regional advocacy project is an organization that seeks to cite the roots of homeless causes. in san francisco there are ordinances upon ordinances that restrict what visibly poor people can do in public including essential things such as eating, lying and sharing food. the san francisco police target poor people through these ordinances. this is not a problem of more training for the police or more technology for police accountability. this is a problem of people who have access to the things that they actually need to survive to exist and to thrive. we do not need more police training or the new proposed jail. we need real solutions for the people in san francisco for the people in my
community. thank you. >> hi, any other name is jess feigne with the political justice commission. i hope you saw the people's report which we gather together from the input of a lot of community organizations in this room to expose the human impacts of building a new jail at this moment in san francisco. it's available on our website. i will leave a copy for reference. so it's shocking that the city is entertaining a massive increase of sfpd while it's very clear that the police department resistant to investing $5,000 compared to the million dollars for the cadet schools for these training. this demonstrates that there is a deep rooted

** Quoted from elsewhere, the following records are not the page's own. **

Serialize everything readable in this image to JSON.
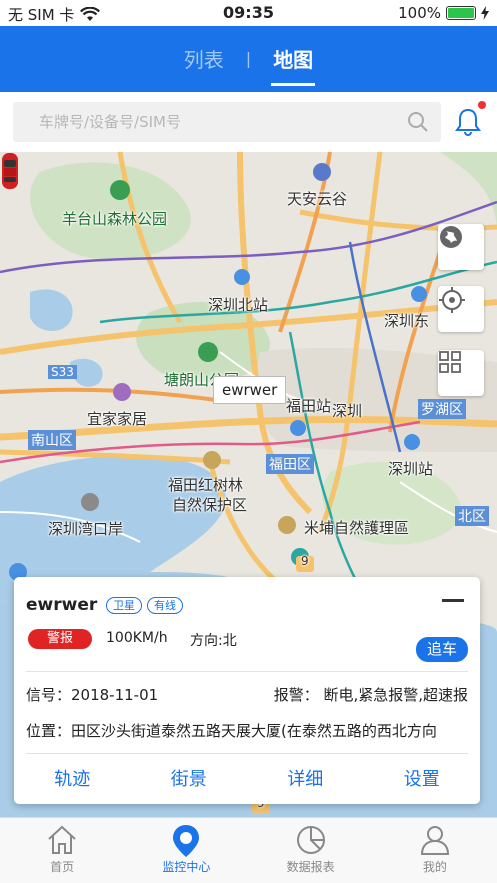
{
  "status_bar": {
    "carrier": "无 SIM 卡",
    "time": "09:35",
    "battery": "100%"
  },
  "header": {
    "tabs": [
      {
        "label": "列表",
        "active": false
      },
      {
        "label": "地图",
        "active": true
      }
    ],
    "separator": "|"
  },
  "search": {
    "placeholder": "车牌号/设备号/SIM号"
  },
  "map": {
    "labels": [
      "天安云谷",
      "羊台山森林公园",
      "深圳北站",
      "深圳东",
      "塘朗山公园",
      "宜家家居",
      "福田站",
      "深圳",
      "罗湖区",
      "南山区",
      "福田区",
      "福田红树林",
      "自然保护区",
      "深圳站",
      "深圳湾口岸",
      "米埔自然護理區",
      "北区",
      "S33"
    ],
    "car_callout": "ewrwer",
    "road_markers": [
      "9",
      "9"
    ]
  },
  "vehicle_card": {
    "name": "ewrwer",
    "badges": [
      "卫星",
      "有线"
    ],
    "alarm_label": "警报",
    "speed": "100KM/h",
    "direction": "方向:北",
    "chase_button": "追车",
    "signal": "信号：2018-11-01",
    "report": "报警：  断电,紧急报警,超速报",
    "location": "位置：田区沙头街道泰然五路天展大厦(在泰然五路的西北方向",
    "actions": [
      "轨迹",
      "街景",
      "详细",
      "设置"
    ]
  },
  "bottom_nav": [
    {
      "label": "首页",
      "icon": "home-icon",
      "active": false
    },
    {
      "label": "监控中心",
      "icon": "location-pin-icon",
      "active": true
    },
    {
      "label": "数据报表",
      "icon": "pie-chart-icon",
      "active": false
    },
    {
      "label": "我的",
      "icon": "user-icon",
      "active": false
    }
  ],
  "colors": {
    "primary": "#1a73e8",
    "alarm": "#e02424",
    "battery": "#2bc54a",
    "notify_dot": "#f23030"
  }
}
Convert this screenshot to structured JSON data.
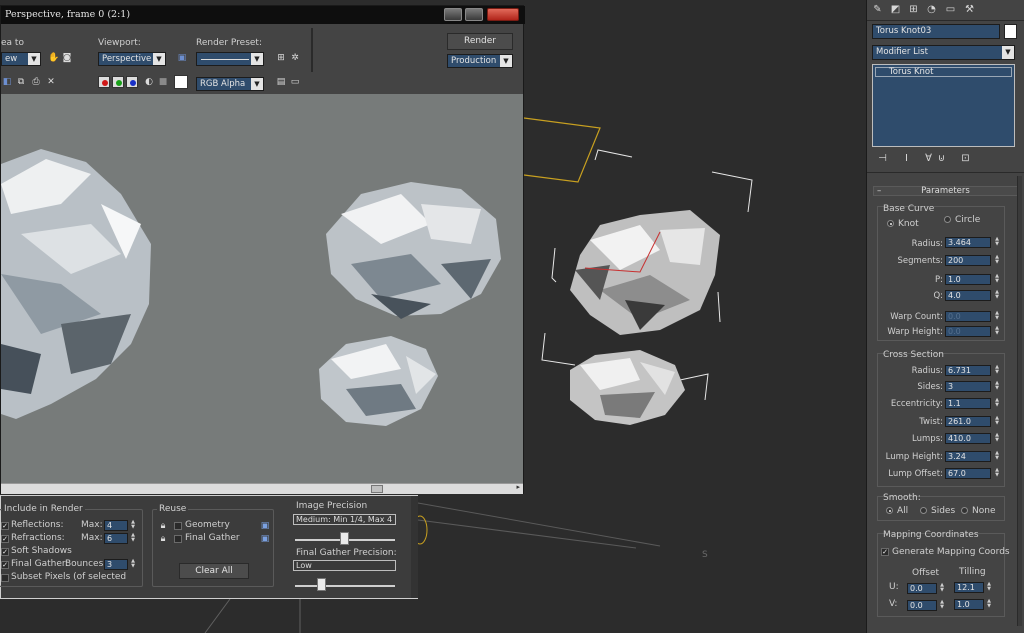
{
  "render_window": {
    "title": "Perspective, frame 0 (2:1)",
    "area_to_render_label": "ea to",
    "area_value": "ew",
    "viewport_label": "Viewport:",
    "viewport_value": "Perspective",
    "render_preset_label": "Render Preset:",
    "render_preset_value": "",
    "render_button": "Render",
    "production_value": "Production",
    "channel_value": "RGB Alpha"
  },
  "render_settings": {
    "include_group_title": "Include in Render",
    "reflections_label": "Reflections:",
    "refractions_label": "Refractions:",
    "soft_shadows_label": "Soft Shadows",
    "final_gather_label": "Final Gather:",
    "subset_label": "Subset Pixels (of selected",
    "max_label": "Max:",
    "bounces_label": "Bounces:",
    "reflections_max": "4",
    "refractions_max": "6",
    "bounces_value": "3",
    "reuse_group_title": "Reuse",
    "geometry_label": "Geometry",
    "final_gather_reuse_label": "Final Gather",
    "clear_all_button": "Clear All",
    "image_precision_label": "Image Precision",
    "image_precision_value": "Medium: Min 1/4, Max 4",
    "fg_precision_label": "Final Gather Precision:",
    "fg_precision_value": "Low"
  },
  "command_panel": {
    "object_name": "Torus Knot03",
    "object_color": "#ffffff",
    "modifier_list": "Modifier List",
    "stack_item": "Torus Knot",
    "parameters_title": "Parameters",
    "base_curve": {
      "title": "Base Curve",
      "knot_label": "Knot",
      "circle_label": "Circle",
      "radius_label": "Radius:",
      "radius": "3.464",
      "segments_label": "Segments:",
      "segments": "200",
      "p_label": "P:",
      "p": "1.0",
      "q_label": "Q:",
      "q": "4.0",
      "warp_count_label": "Warp Count:",
      "warp_count": "0.0",
      "warp_height_label": "Warp Height:",
      "warp_height": "0.0"
    },
    "cross_section": {
      "title": "Cross Section",
      "radius_label": "Radius:",
      "radius": "6.731",
      "sides_label": "Sides:",
      "sides": "3",
      "eccentricity_label": "Eccentricity:",
      "eccentricity": "1.1",
      "twist_label": "Twist:",
      "twist": "261.0",
      "lumps_label": "Lumps:",
      "lumps": "410.0",
      "lump_height_label": "Lump Height:",
      "lump_height": "3.24",
      "lump_offset_label": "Lump Offset:",
      "lump_offset": "67.0"
    },
    "smooth": {
      "title": "Smooth:",
      "all_label": "All",
      "sides_label": "Sides",
      "none_label": "None"
    },
    "mapping": {
      "title": "Mapping Coordinates",
      "generate_label": "Generate Mapping Coords",
      "offset_label": "Offset",
      "tiling_label": "Tilling",
      "u_label": "U:",
      "v_label": "V:",
      "u_offset": "0.0",
      "u_tiling": "12.1",
      "v_offset": "0.0",
      "v_tiling": "1.0"
    }
  },
  "viewport_marker": "S",
  "colors": {
    "viewport_bg": "#2c2c2c",
    "render_bg": "#777b7a",
    "spinner_bg": "#2f4c6c",
    "selection_yellow": "#c8a020"
  }
}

unaccountability. i'm not advocating for accountability as the answer. we see this in splikably linked to serves that they need to thrive and to resources such as housing, education and other things we are seeing dwindling in the public at this moment. also the d. a. spoke at the link of people convicted in the jail system. i heard repeated baffle by folks by the way the police are unaccountable to the d. a.'s office. we know this is why there was cage fighting instigating by the sheriff's system. i'm begging you not to expand this system. that this system is going to continue to function
as it is doing very well. so i have heard you say before, if any city than san francisco would, so if any city is going to -- >> thank you. could you leave the report? >> yes. >> hi, my name is cameal oligo . this is my second time here this week. i'm really amazed at the level of hypocrisy going on. it's one thing to come here and talk about our status. we know what happened in south carolina. we
need to talk about white supremacy, i'm talking about the board of supervisors. ms. julie christensen. you talked about dead black people. >> please do not address individuals. >> a deputy to get a new microphone for people who were speaking after a mother who talked about being here for 4 hours with her son who police officers pulled guns on him. wiener asked for a new microphone. are you people serious? is it just me because i have been here twice in a week so maybe my level of
tolerance is lower for this ridiculous of white supremacy like for more officers when it was intentional when you came out thursday evening and only gave us 3 days to do it and it was to organize and in those 3 days somehow malia cohen had 20 minutes to listen to multiple police officers but less to public comment. when you put this much money into a city, we could not act that the outcome is white supremacy and racial profiling and hatred of people. >> thank you, next speaker. >> hi, i'm morgan hughes of industrial workers of the world. i was a member of the general executive board of the union. basically